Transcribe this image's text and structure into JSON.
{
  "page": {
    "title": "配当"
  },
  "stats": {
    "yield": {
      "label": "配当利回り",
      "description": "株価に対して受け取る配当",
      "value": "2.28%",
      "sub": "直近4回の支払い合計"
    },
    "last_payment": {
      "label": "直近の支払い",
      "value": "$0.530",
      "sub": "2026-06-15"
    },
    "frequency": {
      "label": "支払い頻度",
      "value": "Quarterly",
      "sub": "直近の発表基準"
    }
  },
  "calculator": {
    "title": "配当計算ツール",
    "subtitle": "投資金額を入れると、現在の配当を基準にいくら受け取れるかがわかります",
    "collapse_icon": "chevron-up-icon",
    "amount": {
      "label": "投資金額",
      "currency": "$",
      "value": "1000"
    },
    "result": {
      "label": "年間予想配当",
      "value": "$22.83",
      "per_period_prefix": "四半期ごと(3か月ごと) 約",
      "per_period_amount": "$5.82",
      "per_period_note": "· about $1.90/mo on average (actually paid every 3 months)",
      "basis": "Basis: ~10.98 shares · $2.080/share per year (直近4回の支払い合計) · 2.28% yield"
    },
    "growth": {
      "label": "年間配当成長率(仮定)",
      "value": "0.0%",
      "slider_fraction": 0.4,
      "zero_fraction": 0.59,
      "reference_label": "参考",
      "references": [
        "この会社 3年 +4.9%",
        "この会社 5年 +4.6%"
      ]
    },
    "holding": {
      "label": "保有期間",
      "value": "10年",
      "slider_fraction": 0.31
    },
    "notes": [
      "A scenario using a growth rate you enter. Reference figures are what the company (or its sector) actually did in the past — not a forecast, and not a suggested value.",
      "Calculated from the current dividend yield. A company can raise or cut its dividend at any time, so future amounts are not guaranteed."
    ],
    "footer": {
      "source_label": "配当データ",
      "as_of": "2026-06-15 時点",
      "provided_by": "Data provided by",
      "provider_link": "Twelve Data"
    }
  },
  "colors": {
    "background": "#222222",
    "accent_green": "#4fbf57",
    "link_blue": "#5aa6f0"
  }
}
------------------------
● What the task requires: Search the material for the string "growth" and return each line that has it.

● Task solution:
    "growth": {
      "A scenario using a growth rate you enter. Reference figures are what the company (or its sector) actually did in the past — not a forecast, and not a suggested value.",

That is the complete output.